You're right, Hugh, Huygens eyepieces, what you own, are some of the worst, but I'm afraid I'm with Chuck, and would say you might want to turn this in to a pawn shop, take whatever you get, and lay down a bit more cash on something like a 70mm F/10 refractor. These are pretty cheap over here, but of outstanding quality for the moon, planets and such. A 130mm F/5 reflector might be okay, and would have a parabolic mirror, but the collimation design and focusers, at least on the ones here in the US, would deter me and steer me toward a refractor.
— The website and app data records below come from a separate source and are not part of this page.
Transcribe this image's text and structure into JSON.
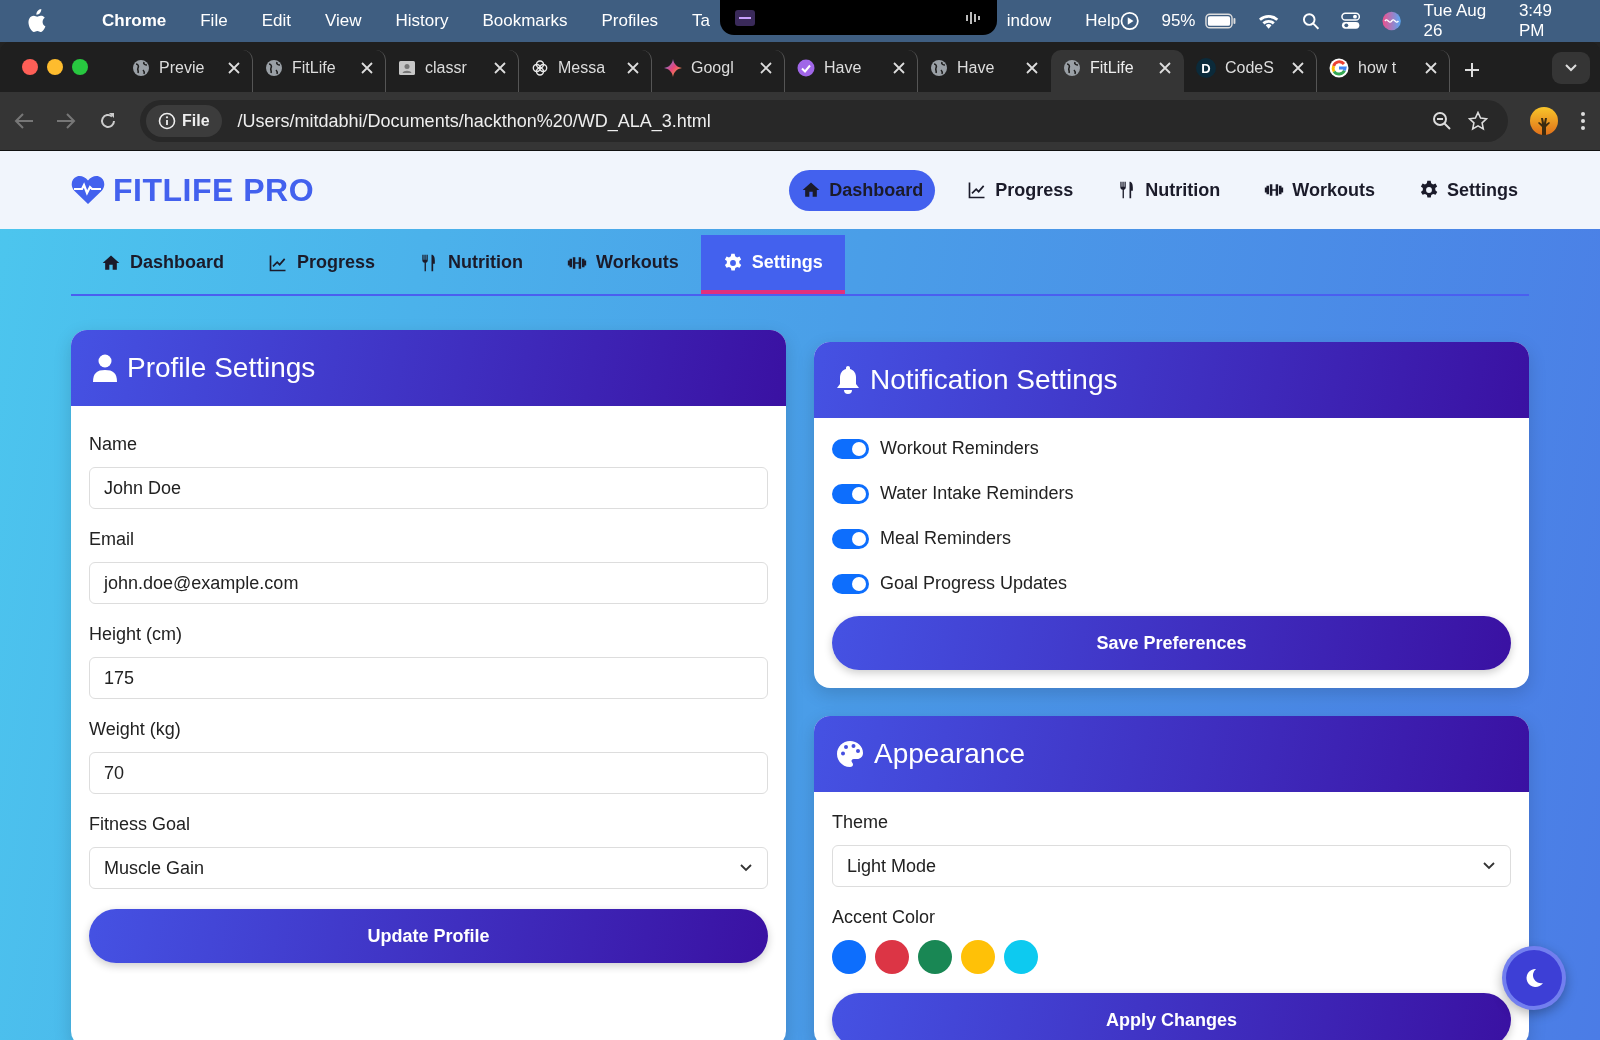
{
  "menu_bar": {
    "app": "Chrome",
    "items": [
      "File",
      "Edit",
      "View",
      "History",
      "Bookmarks",
      "Profiles",
      "Ta"
    ],
    "items_after_notch": [
      "indow",
      "Help"
    ],
    "battery": "95%",
    "date": "Tue Aug 26",
    "time": "3:49 PM"
  },
  "browser_tabs": [
    {
      "title": "Previe",
      "selected": false
    },
    {
      "title": "FitLife",
      "selected": false
    },
    {
      "title": "classr",
      "selected": false
    },
    {
      "title": "Messa",
      "selected": false
    },
    {
      "title": "Googl",
      "selected": false
    },
    {
      "title": "Have",
      "selected": false
    },
    {
      "title": "Have",
      "selected": false
    },
    {
      "title": "FitLife",
      "selected": true
    },
    {
      "title": "CodeS",
      "selected": false,
      "favicon_letter": "D"
    },
    {
      "title": "how t",
      "selected": false
    }
  ],
  "address_bar": {
    "scheme_chip": "File",
    "url": "/Users/mitdabhi/Documents/hackthon%20/WD_ALA_3.html"
  },
  "brand": "FITLIFE PRO",
  "top_nav": [
    {
      "label": "Dashboard",
      "selected": true
    },
    {
      "label": "Progress",
      "selected": false
    },
    {
      "label": "Nutrition",
      "selected": false
    },
    {
      "label": "Workouts",
      "selected": false
    },
    {
      "label": "Settings",
      "selected": false
    }
  ],
  "section_tabs": [
    {
      "label": "Dashboard",
      "selected": false
    },
    {
      "label": "Progress",
      "selected": false
    },
    {
      "label": "Nutrition",
      "selected": false
    },
    {
      "label": "Workouts",
      "selected": false
    },
    {
      "label": "Settings",
      "selected": true
    }
  ],
  "profile_settings": {
    "title": "Profile Settings",
    "fields": [
      {
        "label": "Name",
        "value": "John Doe",
        "kind": "text"
      },
      {
        "label": "Email",
        "value": "john.doe@example.com",
        "kind": "text"
      },
      {
        "label": "Height (cm)",
        "value": "175",
        "kind": "text"
      },
      {
        "label": "Weight (kg)",
        "value": "70",
        "kind": "text"
      },
      {
        "label": "Fitness Goal",
        "value": "Muscle Gain",
        "kind": "select"
      }
    ],
    "button": "Update Profile"
  },
  "notification_settings": {
    "title": "Notification Settings",
    "toggles": [
      {
        "label": "Workout Reminders",
        "on": true
      },
      {
        "label": "Water Intake Reminders",
        "on": true
      },
      {
        "label": "Meal Reminders",
        "on": true
      },
      {
        "label": "Goal Progress Updates",
        "on": true
      }
    ],
    "button": "Save Preferences"
  },
  "appearance": {
    "title": "Appearance",
    "theme_label": "Theme",
    "theme_value": "Light Mode",
    "accent_label": "Accent Color",
    "accent_colors": [
      {
        "color": "#0d6efd",
        "selected": false
      },
      {
        "color": "#dc3545",
        "selected": false
      },
      {
        "color": "#198754",
        "selected": false
      },
      {
        "color": "#ffc107",
        "selected": false
      },
      {
        "color": "#0dcaf0",
        "selected": false
      }
    ],
    "button": "Apply Changes"
  }
}
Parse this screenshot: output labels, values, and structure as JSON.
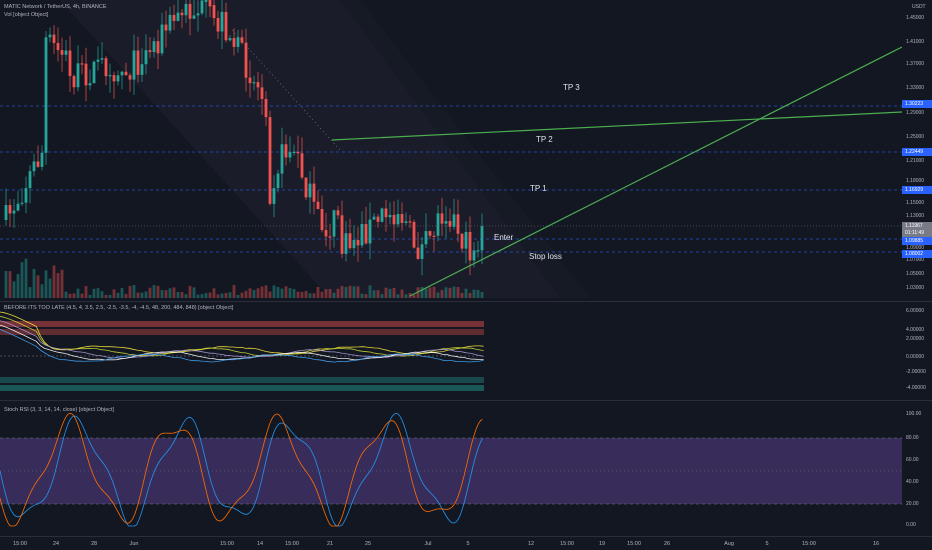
{
  "header": {
    "symbol_line": "MATIC Network / TetherUS, 4h, BINANCE",
    "volume_line": "Vol [object Object]",
    "currency": "USDT"
  },
  "price_axis": {
    "labels": [
      "1.45000",
      "1.41000",
      "1.37000",
      "1.33000",
      "1.29000",
      "1.25000",
      "1.21000",
      "1.18000",
      "1.15000",
      "1.13000",
      "1.09000",
      "1.07000",
      "1.05000",
      "1.03000"
    ],
    "tags": [
      {
        "text": "1.30223",
        "color": "#2962ff"
      },
      {
        "text": "1.22449",
        "color": "#2962ff"
      },
      {
        "text": "1.16929",
        "color": "#2962ff"
      },
      {
        "text": "1.11967",
        "color": "#787b86"
      },
      {
        "text": "01:11:49",
        "color": "#787b86"
      },
      {
        "text": "1.09885",
        "color": "#2962ff"
      },
      {
        "text": "1.08002",
        "color": "#2962ff"
      }
    ]
  },
  "annotations": {
    "tp3": "TP 3",
    "tp2": "TP 2",
    "tp1": "TP 1",
    "enter": "Enter",
    "stop": "Stop loss"
  },
  "indicator1": {
    "title": "BEFORE ITS TOO LATE (4.5, 4, 3.5, 2.5, -2.5, -3.5, -4, -4.5, 48, 200, 484, 848) [object Object]",
    "axis": [
      "6.00000",
      "4.00000",
      "2.00000",
      "0.00000",
      "-2.00000",
      "-4.00000"
    ]
  },
  "indicator2": {
    "title": "Stoch RSI (3, 3, 14, 14, close) [object Object]",
    "axis": [
      "100.00",
      "80.00",
      "60.00",
      "40.00",
      "20.00",
      "0.00"
    ]
  },
  "time_axis": [
    "15:00",
    "24",
    "28",
    "Jun",
    "15:00",
    "14",
    "15:00",
    "21",
    "25",
    "Jul",
    "5",
    "12",
    "15:00",
    "19",
    "15:00",
    "26",
    "Aug",
    "5",
    "15:00",
    "16"
  ],
  "colors": {
    "background": "#131722",
    "up": "#26a69a",
    "down": "#ef5350",
    "trend": "#4caf50",
    "level": "#2962ff",
    "stoch_band": "#7e57c2"
  }
}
I know everything costs more there than here, but I'm afraid in your case I agree with Chuck. Look for a SkyWatcher. These are Chinese, made by Synta, of reasonably good quality, and shouldn't be exorbitantly expensive.
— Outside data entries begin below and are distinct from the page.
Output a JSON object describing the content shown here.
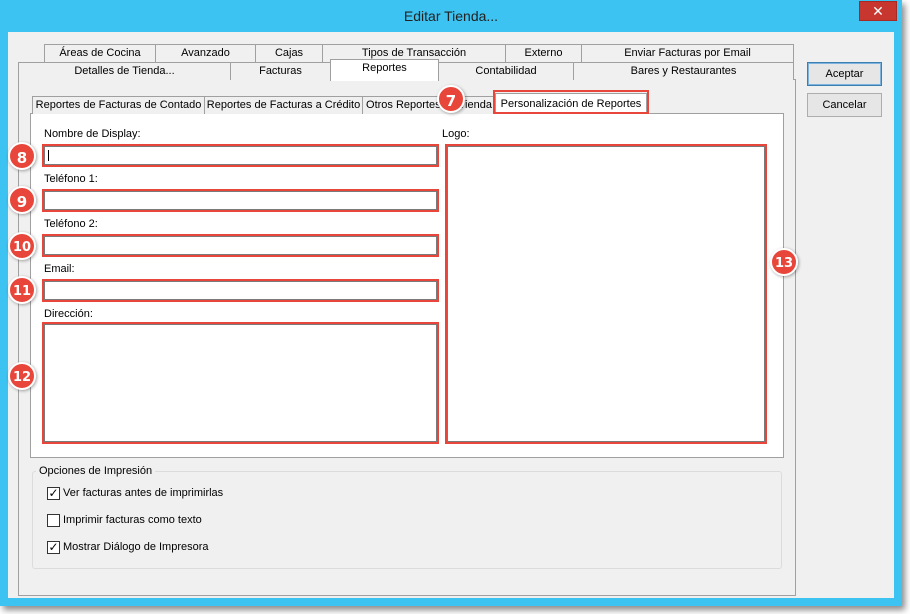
{
  "window": {
    "title": "Editar Tienda...",
    "close_glyph": "✕"
  },
  "tabs_row1": [
    {
      "label": "Áreas de Cocina"
    },
    {
      "label": "Avanzado"
    },
    {
      "label": "Cajas"
    },
    {
      "label": "Tipos de Transacción"
    },
    {
      "label": "Externo"
    },
    {
      "label": "Enviar Facturas por Email"
    }
  ],
  "tabs_row2": [
    {
      "label": "Detalles de Tienda..."
    },
    {
      "label": "Facturas"
    },
    {
      "label": "Reportes"
    },
    {
      "label": "Contabilidad"
    },
    {
      "label": "Bares y Restaurantes"
    }
  ],
  "subtabs": [
    {
      "label": "Reportes de Facturas de Contado"
    },
    {
      "label": "Reportes de Facturas a Crédito"
    },
    {
      "label": "Otros Reportes de Tienda"
    },
    {
      "label": "Personalización de Reportes"
    }
  ],
  "buttons": {
    "accept": "Aceptar",
    "cancel": "Cancelar"
  },
  "form": {
    "display_name_label": "Nombre de Display:",
    "display_name_value": "",
    "phone1_label": "Teléfono 1:",
    "phone1_value": "",
    "phone2_label": "Teléfono 2:",
    "phone2_value": "",
    "email_label": "Email:",
    "email_value": "",
    "address_label": "Dirección:",
    "address_value": "",
    "logo_label": "Logo:"
  },
  "print_options": {
    "legend": "Opciones de Impresión",
    "items": [
      {
        "label": "Ver facturas antes de imprimirlas",
        "checked": true
      },
      {
        "label": "Imprimir facturas como texto",
        "checked": false
      },
      {
        "label": "Mostrar Diálogo de Impresora",
        "checked": true
      }
    ]
  },
  "callouts": [
    "7",
    "8",
    "9",
    "10",
    "11",
    "12",
    "13"
  ],
  "colors": {
    "title_bar": "#3cc3f1",
    "close_button": "#c7372f",
    "callout": "#e8463a"
  },
  "icons": {
    "close": "close-icon",
    "check": "checkmark-icon"
  }
}
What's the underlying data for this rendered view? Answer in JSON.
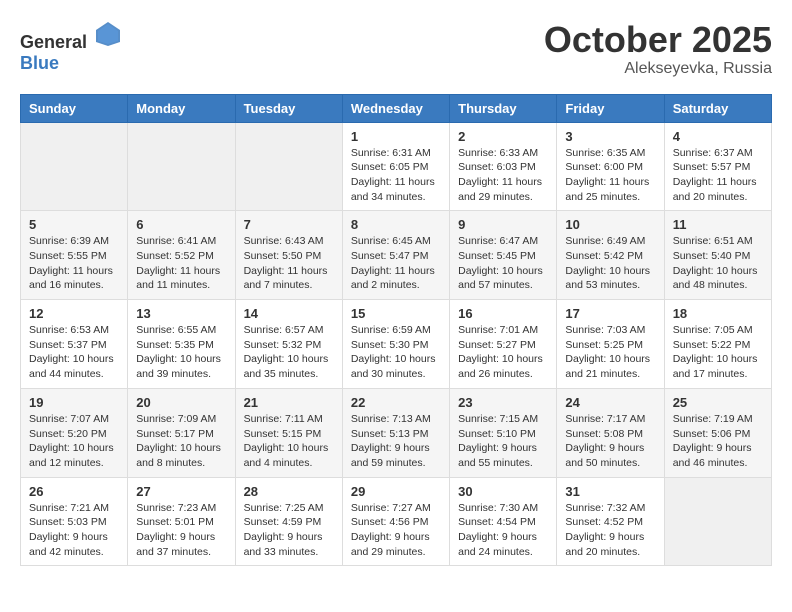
{
  "logo": {
    "text_general": "General",
    "text_blue": "Blue"
  },
  "title": {
    "month": "October 2025",
    "location": "Alekseyevka, Russia"
  },
  "headers": [
    "Sunday",
    "Monday",
    "Tuesday",
    "Wednesday",
    "Thursday",
    "Friday",
    "Saturday"
  ],
  "weeks": [
    [
      {
        "day": "",
        "info": ""
      },
      {
        "day": "",
        "info": ""
      },
      {
        "day": "",
        "info": ""
      },
      {
        "day": "1",
        "info": "Sunrise: 6:31 AM\nSunset: 6:05 PM\nDaylight: 11 hours\nand 34 minutes."
      },
      {
        "day": "2",
        "info": "Sunrise: 6:33 AM\nSunset: 6:03 PM\nDaylight: 11 hours\nand 29 minutes."
      },
      {
        "day": "3",
        "info": "Sunrise: 6:35 AM\nSunset: 6:00 PM\nDaylight: 11 hours\nand 25 minutes."
      },
      {
        "day": "4",
        "info": "Sunrise: 6:37 AM\nSunset: 5:57 PM\nDaylight: 11 hours\nand 20 minutes."
      }
    ],
    [
      {
        "day": "5",
        "info": "Sunrise: 6:39 AM\nSunset: 5:55 PM\nDaylight: 11 hours\nand 16 minutes."
      },
      {
        "day": "6",
        "info": "Sunrise: 6:41 AM\nSunset: 5:52 PM\nDaylight: 11 hours\nand 11 minutes."
      },
      {
        "day": "7",
        "info": "Sunrise: 6:43 AM\nSunset: 5:50 PM\nDaylight: 11 hours\nand 7 minutes."
      },
      {
        "day": "8",
        "info": "Sunrise: 6:45 AM\nSunset: 5:47 PM\nDaylight: 11 hours\nand 2 minutes."
      },
      {
        "day": "9",
        "info": "Sunrise: 6:47 AM\nSunset: 5:45 PM\nDaylight: 10 hours\nand 57 minutes."
      },
      {
        "day": "10",
        "info": "Sunrise: 6:49 AM\nSunset: 5:42 PM\nDaylight: 10 hours\nand 53 minutes."
      },
      {
        "day": "11",
        "info": "Sunrise: 6:51 AM\nSunset: 5:40 PM\nDaylight: 10 hours\nand 48 minutes."
      }
    ],
    [
      {
        "day": "12",
        "info": "Sunrise: 6:53 AM\nSunset: 5:37 PM\nDaylight: 10 hours\nand 44 minutes."
      },
      {
        "day": "13",
        "info": "Sunrise: 6:55 AM\nSunset: 5:35 PM\nDaylight: 10 hours\nand 39 minutes."
      },
      {
        "day": "14",
        "info": "Sunrise: 6:57 AM\nSunset: 5:32 PM\nDaylight: 10 hours\nand 35 minutes."
      },
      {
        "day": "15",
        "info": "Sunrise: 6:59 AM\nSunset: 5:30 PM\nDaylight: 10 hours\nand 30 minutes."
      },
      {
        "day": "16",
        "info": "Sunrise: 7:01 AM\nSunset: 5:27 PM\nDaylight: 10 hours\nand 26 minutes."
      },
      {
        "day": "17",
        "info": "Sunrise: 7:03 AM\nSunset: 5:25 PM\nDaylight: 10 hours\nand 21 minutes."
      },
      {
        "day": "18",
        "info": "Sunrise: 7:05 AM\nSunset: 5:22 PM\nDaylight: 10 hours\nand 17 minutes."
      }
    ],
    [
      {
        "day": "19",
        "info": "Sunrise: 7:07 AM\nSunset: 5:20 PM\nDaylight: 10 hours\nand 12 minutes."
      },
      {
        "day": "20",
        "info": "Sunrise: 7:09 AM\nSunset: 5:17 PM\nDaylight: 10 hours\nand 8 minutes."
      },
      {
        "day": "21",
        "info": "Sunrise: 7:11 AM\nSunset: 5:15 PM\nDaylight: 10 hours\nand 4 minutes."
      },
      {
        "day": "22",
        "info": "Sunrise: 7:13 AM\nSunset: 5:13 PM\nDaylight: 9 hours\nand 59 minutes."
      },
      {
        "day": "23",
        "info": "Sunrise: 7:15 AM\nSunset: 5:10 PM\nDaylight: 9 hours\nand 55 minutes."
      },
      {
        "day": "24",
        "info": "Sunrise: 7:17 AM\nSunset: 5:08 PM\nDaylight: 9 hours\nand 50 minutes."
      },
      {
        "day": "25",
        "info": "Sunrise: 7:19 AM\nSunset: 5:06 PM\nDaylight: 9 hours\nand 46 minutes."
      }
    ],
    [
      {
        "day": "26",
        "info": "Sunrise: 7:21 AM\nSunset: 5:03 PM\nDaylight: 9 hours\nand 42 minutes."
      },
      {
        "day": "27",
        "info": "Sunrise: 7:23 AM\nSunset: 5:01 PM\nDaylight: 9 hours\nand 37 minutes."
      },
      {
        "day": "28",
        "info": "Sunrise: 7:25 AM\nSunset: 4:59 PM\nDaylight: 9 hours\nand 33 minutes."
      },
      {
        "day": "29",
        "info": "Sunrise: 7:27 AM\nSunset: 4:56 PM\nDaylight: 9 hours\nand 29 minutes."
      },
      {
        "day": "30",
        "info": "Sunrise: 7:30 AM\nSunset: 4:54 PM\nDaylight: 9 hours\nand 24 minutes."
      },
      {
        "day": "31",
        "info": "Sunrise: 7:32 AM\nSunset: 4:52 PM\nDaylight: 9 hours\nand 20 minutes."
      },
      {
        "day": "",
        "info": ""
      }
    ]
  ]
}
Bon la chance
Posted 19 July 2013 - 11:23 PM
Posted 20 July 2013 - 04:22 AM
Posted 20 July 2013 - 04:26 AM
Posted 20 July 2013 - 04:49 AM
Check out Teleskop Express as well in Germany. It is actually cheaper to buy from there and ship to the UK as opposed to buying new in the UK.
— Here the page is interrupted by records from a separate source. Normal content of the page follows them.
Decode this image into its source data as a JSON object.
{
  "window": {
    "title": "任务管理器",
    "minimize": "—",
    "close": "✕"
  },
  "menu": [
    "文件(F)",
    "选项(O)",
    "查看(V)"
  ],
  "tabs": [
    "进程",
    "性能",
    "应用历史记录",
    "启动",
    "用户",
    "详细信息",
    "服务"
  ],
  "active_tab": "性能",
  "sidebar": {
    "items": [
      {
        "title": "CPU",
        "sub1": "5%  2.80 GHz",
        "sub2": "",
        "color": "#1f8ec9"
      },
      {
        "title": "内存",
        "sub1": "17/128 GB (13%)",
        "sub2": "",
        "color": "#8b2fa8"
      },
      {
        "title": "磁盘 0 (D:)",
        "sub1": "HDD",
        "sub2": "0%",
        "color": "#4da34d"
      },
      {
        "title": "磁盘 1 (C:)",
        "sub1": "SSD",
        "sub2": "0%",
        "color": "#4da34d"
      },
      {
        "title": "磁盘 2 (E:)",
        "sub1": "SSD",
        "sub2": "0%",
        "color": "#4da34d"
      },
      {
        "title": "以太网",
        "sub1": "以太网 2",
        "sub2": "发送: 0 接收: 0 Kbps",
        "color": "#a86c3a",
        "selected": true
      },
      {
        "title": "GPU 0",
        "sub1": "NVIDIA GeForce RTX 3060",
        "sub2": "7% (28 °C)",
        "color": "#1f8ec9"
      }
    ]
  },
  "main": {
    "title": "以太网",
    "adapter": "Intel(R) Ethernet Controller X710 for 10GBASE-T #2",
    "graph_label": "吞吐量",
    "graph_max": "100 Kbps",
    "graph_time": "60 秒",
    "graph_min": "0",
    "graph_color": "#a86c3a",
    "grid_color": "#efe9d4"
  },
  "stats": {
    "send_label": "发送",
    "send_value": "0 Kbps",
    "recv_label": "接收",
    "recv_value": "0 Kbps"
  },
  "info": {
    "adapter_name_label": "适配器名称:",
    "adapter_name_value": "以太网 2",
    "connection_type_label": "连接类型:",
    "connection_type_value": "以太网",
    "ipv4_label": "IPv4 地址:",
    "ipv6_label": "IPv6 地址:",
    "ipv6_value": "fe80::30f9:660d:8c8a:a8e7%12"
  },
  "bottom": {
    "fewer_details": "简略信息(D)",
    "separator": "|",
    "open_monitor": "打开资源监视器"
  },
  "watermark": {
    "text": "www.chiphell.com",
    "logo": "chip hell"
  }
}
If you will only do lunar, a 70mm refractor is fine. Consider a 4" refractor though which can keep you busy for quite a while.
Stay away from reflectors for a while as there are additional costs (collimation equipment) and learning curve (collimation). If in the future you want a light bucket, then get a "largish" reflector.
For DSO dark skies are a prerequisite so keep that in mind. Moon and the odd planet are just fine from mostly everywhere.
Finally, consider that you need a scope, a tripod & mount, a diagonal, a couple of eyepieces and a Barlow plus a red dot finder. So, give us your budget and we'll try to provide some recommendations!
Posted 20 July 2013 - 05:38 AM
Or a larger 6" reflector. Keep the telescope suggestions coming!
Skywatcher Skyliner-150P / Classic 6" f/8 parabolic Dobsonian
Posted 20 July 2013 - 05:40 AM
If the budget of $75-100 is per an eyepiece, than no problem, buy Explore Scientifics. If it's a total, than buy a couple of inexpensive plossls, like 20mm and 15mm and 2x barlow. Than you'll have 20, 15, 10 and 7.5mm. And practice, don't miss the nights with good seeing .
If you will want to get a new scope instead, than you'd better buy 6-8" Dobson. Best bung for the buck. The 70mm refractor isn't much better than your reflector unless it's expensive APO, IMO.
Posted 20 July 2013 - 06:03 AM
Posted 20 July 2013 - 06:03 AM
Posted 20 July 2013 - 06:23 AM
Posted 20 July 2013 - 06:37 AM
Just some of the spec
Maginifications (with eyepieces supplied) - x26 & x65
Highest Practical Power (Potential) - (x260)
Diameter of Primary Mirror - 130mm
Telescope Focal Length - 650mm (f/5)
Parabolic Primary Mirror
Eyepieces Supplied - (1.25") 10mm & 25mm
Single-arm Secondary Mirror Support
Wooden Alt-Azimuth Mount
Red Dot Finder
Collapsible/Extendable Tube Assembly
Overall Maximum Height - 46cm (collapsed), 69.5cm (extended)
Built-in carrying handle.
30% more Light Gathering than 114mm.
The name of it is
Skywatcher HERITAGE-130P FlexTubeTM 130mm Parabolic Dobsonian Telescope
what are peoples thoughts on this? I will buy some new eyepieces for it aswell.
Posted 20 July 2013 - 07:32 AM
The little Heritage is a excellent scope. I had one for my grandchildren for a while. Easy to use and easy to store with remarkable optics for the price. They do pop up from time to time on ukastrobuysell. They do come with a couple of Plossl eyepieces which would give you okay views. The focuser is a helical focuser and does need a couple of winds with some PTFE tape to make it a little stiffer. This scope would do you nicely.
On the software front you can download Stellarium www.stellarium.org which is FREE. It's a great piece of free software which will be of great help finding your way around.
Posted 20 July 2013 - 08:39 AM
A refractor option is the Skywatcher Evostar 90 f10 on EQ2 which comes with the essentials to start observing.
But, there are possible choices in the UK which are much much better and well worth marginally increasing your budget:
You could always try to negotiate a small reduction in price to match your budget.
But do try to get as much aperture for your money as possible!
Posted 20 July 2013 - 01:59 PM